Merit E. Janow is an expert in international trade and investment and northeast Asia, with extensive experience in academia, government, and business. She is dean of the faculty of the School of International and Public Affairs (SIPA), professor of practice in international economic law and international affairs at SIPA, an affiliated faculty member at Columbia Law School, and co-director of the APEC Study Center. At SIPA, Professor Janow has introduced several new interdisciplinary academic initiatives around technology and public policy, central banking and sound financial policy, and key regions of the world.
In 2003, Professor Janow was elected for a four-year term as one of seven members of the World Trade Organization’s Appellate Body – the first female to serve on the Appellate Body. Prior to that, she served as the executive director of the first international antitrust advisory committee of the U.S. Department of Justice, and deputy assistant U.S. trade representative for Japan and China.
Professor Janow is the author of three books and numerous articles. She is the past chair of the Nasdaq Stock Market and serves on the boards of the National Committee on U.S.-China Relations, MasterCard, the American Funds, and Trimble Inc. She is also a trustee of the Japan Society. In 2009, she became a charter member of the International Advisory Council of China’s sovereign wealth fund, China Investment Corporation. She grew up in Japan and speaks Japanese. She has a J.D. from Columbia Law School and a B.A. in Asian Studies from the University of Michigan.

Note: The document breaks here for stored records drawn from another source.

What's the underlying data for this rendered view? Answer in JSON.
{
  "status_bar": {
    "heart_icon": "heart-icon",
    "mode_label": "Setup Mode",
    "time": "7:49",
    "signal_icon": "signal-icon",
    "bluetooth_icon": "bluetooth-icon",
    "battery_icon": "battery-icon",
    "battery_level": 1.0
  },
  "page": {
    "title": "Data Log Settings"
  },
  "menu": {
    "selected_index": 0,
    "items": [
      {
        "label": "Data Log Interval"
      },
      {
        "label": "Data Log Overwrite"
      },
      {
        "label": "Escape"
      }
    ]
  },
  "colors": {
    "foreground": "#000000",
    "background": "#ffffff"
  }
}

Related Materials

Margaret Hamburg:

The Trump Administration is Undermining the Credibility of the FDA” article by Margaret Hamburg in The Washington Post

The FDA Must Stand Up for Itself and for Science, Not Politics” article by Margaret Hamburg in The Washington Post

Former Federal Health, Science and Economic Officials on Government Epidemic Response” podcast featuring Margaret Hamburg on NPR

COVID-19 and the U.S.-China Relationship: Lessons for Collaboration in Global Health” NCUSCR program featuring Margaret Hamburg

What Would You Decide if 311 Million Lives Depended On It?” interview with Margaret Hamburg in TEDMED

Ryan Hass:

The U.S. and China Need to Relearn How to Coordinate in Crises” article by Ryan Hass for Brookings

Clouded Thinking in Washington and Beijing on COVID-19 Crisis” article by Ryan Hass for Brookings

U.S.-China Relations: The Search for a New equilibrium” report by Ryan Hass for Brookings

Angel Hsu:

Accelerating Net Zero” report by Angel Hsu for Data-Driven EnviroLab & NewClimate Institute

Correcting Course: The Emission Reduction Potential of International Cooperative Initiatives” analysis by Angel Hsu in Taylor & Francis

Latest Insights” articles by Angel Hsu for Data-Driven Envirolab

How China Is (and Isn’t) Fighting Pollution and Climate Change” TED Talk by Angel Hsu

Other CHINA Town Hall 2020 Events

CHINA Town Hall: Ray Dalio
Tuesday, November 10, 7:00 p.m. EST
with Ray Dalio

CHINA Town Hall: Society & Culture
Thursday, November 12, 7:00 p.m. EST
with Raymond Chang, Lucas Sin, and Janet Yang

CHINA Town Hall: U.S. Perspectives in Chinese
Monday, November 16, 8:00 a.m. EST
with Robert Daly, June Mei, and Matt Sheehan

CHINA Town Hall: Economics & Trade
Tuesday, November 17, 7:00 p.m. EST
with Amy Celico, Huang Yiping, and Andy Rothman